A lifelong Norwich City fan whose Christian faith “was at the heart of everything she did” has died aged 86.

Patricia Rolls has been described by her family as “an amazing lady who lived out her faith in love and action in the community on a daily basis”.

A key member of the Methodist community, she remained active in the church throughout her life and was particularly passionate about bringing opportunities of faith to all people, especially those in rural locations.

Patricia Mary Alden was born during the summer of 1935 on the family farm in Burgh St Peter, south Norfolk. Her childhood with her parents and siblings, Peter and Brenda, has been described as “cherished and formative times”.

Throughout her life, Mrs Rolls fondly regaled childhood memories of her early days spent on the marshes, family celebrations, and entertaining capers in the family home, such as visits from Father Valentine.

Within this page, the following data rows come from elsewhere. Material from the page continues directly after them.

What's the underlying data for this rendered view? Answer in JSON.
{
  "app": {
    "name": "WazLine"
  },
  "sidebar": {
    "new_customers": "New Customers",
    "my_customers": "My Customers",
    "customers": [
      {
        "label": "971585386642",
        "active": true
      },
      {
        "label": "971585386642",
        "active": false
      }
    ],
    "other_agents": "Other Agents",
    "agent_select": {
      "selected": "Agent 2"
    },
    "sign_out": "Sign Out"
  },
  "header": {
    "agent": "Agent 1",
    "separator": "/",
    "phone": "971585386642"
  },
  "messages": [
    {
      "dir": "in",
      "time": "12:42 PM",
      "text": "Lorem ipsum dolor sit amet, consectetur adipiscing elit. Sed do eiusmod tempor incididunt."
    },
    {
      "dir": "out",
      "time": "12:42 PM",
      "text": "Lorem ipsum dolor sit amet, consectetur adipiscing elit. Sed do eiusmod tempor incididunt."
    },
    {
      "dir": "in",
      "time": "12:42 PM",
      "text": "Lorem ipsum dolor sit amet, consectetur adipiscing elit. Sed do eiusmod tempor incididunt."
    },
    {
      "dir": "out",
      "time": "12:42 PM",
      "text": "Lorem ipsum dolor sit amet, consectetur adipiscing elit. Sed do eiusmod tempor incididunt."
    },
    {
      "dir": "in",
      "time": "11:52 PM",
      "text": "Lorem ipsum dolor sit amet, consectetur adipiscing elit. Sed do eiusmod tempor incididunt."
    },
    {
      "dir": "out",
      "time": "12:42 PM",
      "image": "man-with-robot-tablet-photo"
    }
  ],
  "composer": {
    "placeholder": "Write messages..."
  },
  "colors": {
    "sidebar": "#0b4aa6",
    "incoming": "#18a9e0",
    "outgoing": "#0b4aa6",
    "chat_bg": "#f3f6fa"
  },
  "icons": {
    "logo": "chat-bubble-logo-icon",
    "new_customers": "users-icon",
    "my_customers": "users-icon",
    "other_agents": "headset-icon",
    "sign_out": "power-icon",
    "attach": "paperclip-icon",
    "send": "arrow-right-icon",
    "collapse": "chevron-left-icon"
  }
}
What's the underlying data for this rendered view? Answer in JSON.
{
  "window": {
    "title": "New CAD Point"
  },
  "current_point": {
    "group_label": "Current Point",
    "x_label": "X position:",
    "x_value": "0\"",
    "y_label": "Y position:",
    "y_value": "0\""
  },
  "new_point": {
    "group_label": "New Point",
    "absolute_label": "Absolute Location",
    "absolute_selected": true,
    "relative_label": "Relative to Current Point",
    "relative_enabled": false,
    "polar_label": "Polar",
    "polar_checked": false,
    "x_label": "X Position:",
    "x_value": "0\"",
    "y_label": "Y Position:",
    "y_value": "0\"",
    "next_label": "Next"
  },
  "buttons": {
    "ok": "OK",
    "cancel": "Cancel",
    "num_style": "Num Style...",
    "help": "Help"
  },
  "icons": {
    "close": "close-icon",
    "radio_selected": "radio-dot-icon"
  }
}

Less happy memories included a time when tragedy was narrowly avoided when she became badly injured in a riding accident as a girl. She was nursed back to full health by Dr Mackay, who went on to be an internationally renowned surgeon and inventor of a pioneering brace that helps with patient recovery.

Mrs Rolls attended school at Wheatacre Primary School before moving to Sir John Leman High School, Beccles, which invariably necessitated a panicked bicycle ride to catch the train at the now-defunct Aldeby Station. During these years, many of her lifelong friendships were formed.

During the Second World War, the farm provided rest and recuperation to servicemen, many from Canada. It also hosted a gun battery to protect Lowestoft and near disaster once struck when the house roof was almost blown off by a shell that was accidentally fired while a horizonal Ack Ack gun was being cleaned.

Then, during the early post-war years, the farm welcomed children from war-ravished mainland Europe, particularly the Netherlands, and maintained close connections with stationed US servicemen. This resulted in a bedrock of friends from around the globe which meant opportunities for many holiday adventures were created.

Mrs Rolls’ strong Christian faith was at the heart of everything she did and she was an active member of the Methodist church throughout her days. She was particularly passionate about rural Methodism as she believed people deserved the same opportunities to grow in their faith wherever they lived.

Her local chapel was the Burgh St Peter Chapel which linked in with the MAYC Beccles and Bungay Youth Group, which she co-led.

Her eldest son, David, explained that it was one of the most active Methodist youth clubs in the country at the time.

“Many young lives were touched during this time.

"There was a very active programme, including night walks, fundraising events, and a very wet evening on the streets of London to get a prime spot for the Coronation of Queen Elizabeth II in 1953.

“Its membership also included a certain David Frost who cut his jib writing the club’s pantomime scripts."

And it was during one of these adventures to the Methodist retreat, Lindors, in the Wye Valley in 1969 that she first met her future husband, Alec. A full-time youth worker from Devon, he was on leave for a week of calm and contemplation.

David added: “Unbeknown to him, mum rocked up with her energetic youth group, full of the joys of Norfolk.

“Once he had recovered from the shock, a long-distanced letter-writing courtship ensued with the pair reputedly only meeting three more times before their wedding and subsequent near 50 years of marriage.

“The East Anglian Friesian Breeders Club Annual dinner in February 1970 provided a unique setting for the marriage proposal.”

Mrs Rolls emigrated to rural Devon during the 1970s where she spent a "very happy” 40-plus years with her late husband and two sons, David and Christopher. Mr Rolls was a former district youth officer on behalf of the Methodist church in Devon as well as chair of the County Princes Trust on behalf of HM. He died in January 2020.

“Mum was just as active in the local community in Devon, as she was in her native Norfolk.

“She invariably befuddled Devonians with her Norfolk phraseology, but a constant stream of Eastern Daily Press and Pink Un cuttings made sure she was always up on the local news on the Canaries form, of whom she was an avid fan.”

Mrs Rolls died at her home in Silverton, Devon, on December 28, 2021. Her last wish was to make sure that her death was followed by a joyful thanksgiving service. Before her death, she said: "My thanksgiving should be a time of praise for all my blessings – a happy home by the marshes in Norfolk, a dear family in Devon, plus friendships spreading throughout God’s wonderful world.”